StateSale DefinitionOpt-out
CaliforniaBroadSale and Sharing
ColoradoBroadSale and Targeted Advertising
ConnecticutBroadSale and Targeted Advertising
DelawareTraditionalSale and Targeted Advertising
IndianaTraditionalSale and Targeted Advertising
IowaTraditionalSale and Targeted Advertising
KentuckyTraditionalSale and Targeted Advertising
MontanaTraditionalSale and Targeted Advertising
New HampshireTraditionalSale and Targeted Advertising
New JerseyBroadSale and Targeted Advertising
OregonTraditionalSale and Targeted Advertising
TennesseeTraditionalSale and Targeted Advertising
TexasTraditionalSale and Targeted Advertising
UtahTraditionalSale and Targeted Advertising
VirginiaTraditionalSale and Targeted Advertising

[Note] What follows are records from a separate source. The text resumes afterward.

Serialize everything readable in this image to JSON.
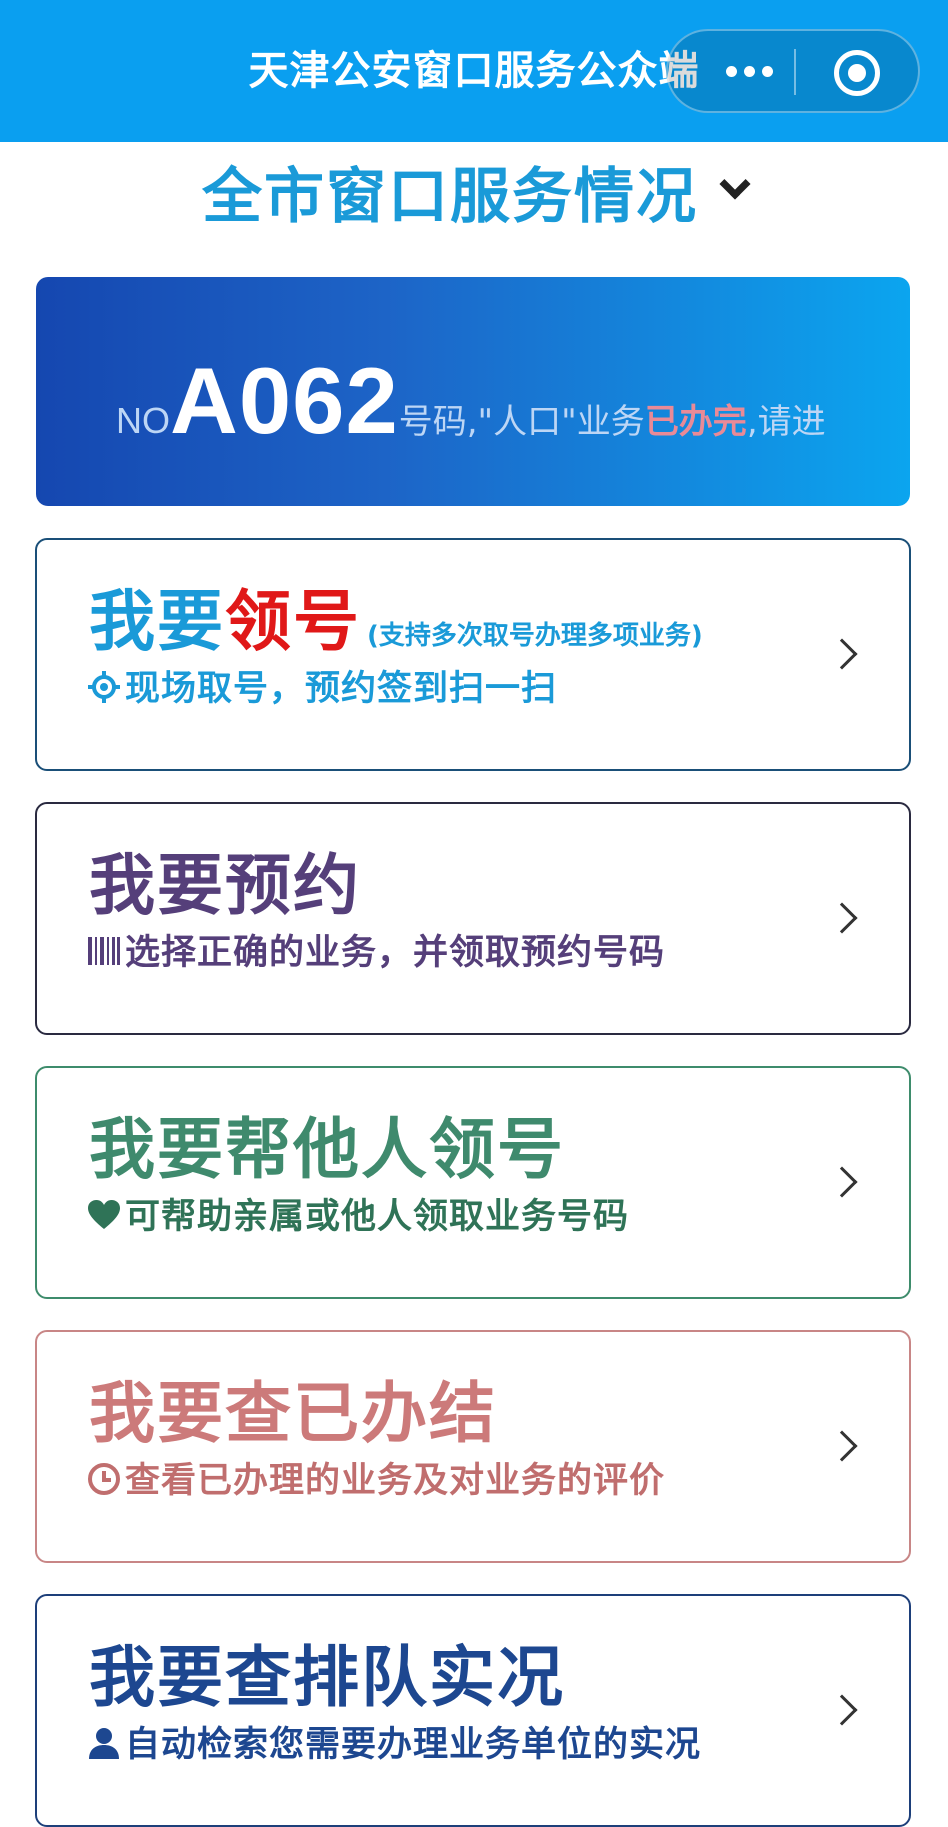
{
  "nav": {
    "title": "天津公安窗口服务公众端",
    "more_icon": "more-dots-icon",
    "close_icon": "target-icon"
  },
  "section": {
    "title": "全市窗口服务情况",
    "toggle_icon": "chevron-down-icon"
  },
  "banner": {
    "prefix": "NO",
    "number": "A062",
    "text_before": "号码,\"人口\"业务",
    "highlight": "已办完",
    "text_after": ",请进"
  },
  "cards": [
    {
      "title_main": "我要",
      "title_accent": "领号",
      "note": "(支持多次取号办理多项业务)",
      "subtitle": "现场取号，预约签到扫一扫",
      "icon": "crosshair-icon",
      "border_color": "#1a4f78",
      "title_color": "#1a9ad8",
      "accent_color": "#e01818",
      "sub_color": "#1a9ad8"
    },
    {
      "title_main": "我要预约",
      "subtitle": "选择正确的业务，并领取预约号码",
      "icon": "barcode-icon",
      "border_color": "#2a2a40",
      "title_color": "#553f7a",
      "sub_color": "#553f7a"
    },
    {
      "title_main": "我要帮他人领号",
      "subtitle": "可帮助亲属或他人领取业务号码",
      "icon": "heart-icon",
      "border_color": "#3e8c6c",
      "title_color": "#3f8a6d",
      "sub_color": "#2f7357"
    },
    {
      "title_main": "我要查已办结",
      "subtitle": "查看已办理的业务及对业务的评价",
      "icon": "clock-icon",
      "border_color": "#c88686",
      "title_color": "#cc7a7a",
      "sub_color": "#c06e6e"
    },
    {
      "title_main": "我要查排队实况",
      "subtitle": "自动检索您需要办理业务单位的实况",
      "icon": "user-icon",
      "border_color": "#1d3f7a",
      "title_color": "#1d4790",
      "sub_color": "#1d4790"
    }
  ]
}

Other California Considerations

The CPRA does not exempt business-to-business or employee data, the other state laws do.

Also included in the CPRA is the private right of action which authorizes consumers to file lawsuits for breaches. Damages from a private right of action suite can range from $100-$750 per consumer per incident. Breaches often include hundreds or thousands of personal records, so the private right of action exposes organizations to large financial risks.

For a more in-depth exploration of state privacy laws watch our Current State of Privacy Laws webinar.

CompliancePoint has a team of privacy professionals that can help your organization stay in compliance with all state laws and avoid risk. Contact us today at connect@compliancepoint.com to learn more about how we can help you.

Finding a credible expert with the appropriate background, expertise, and credentials can be difficult. CompliancePoint is here to help.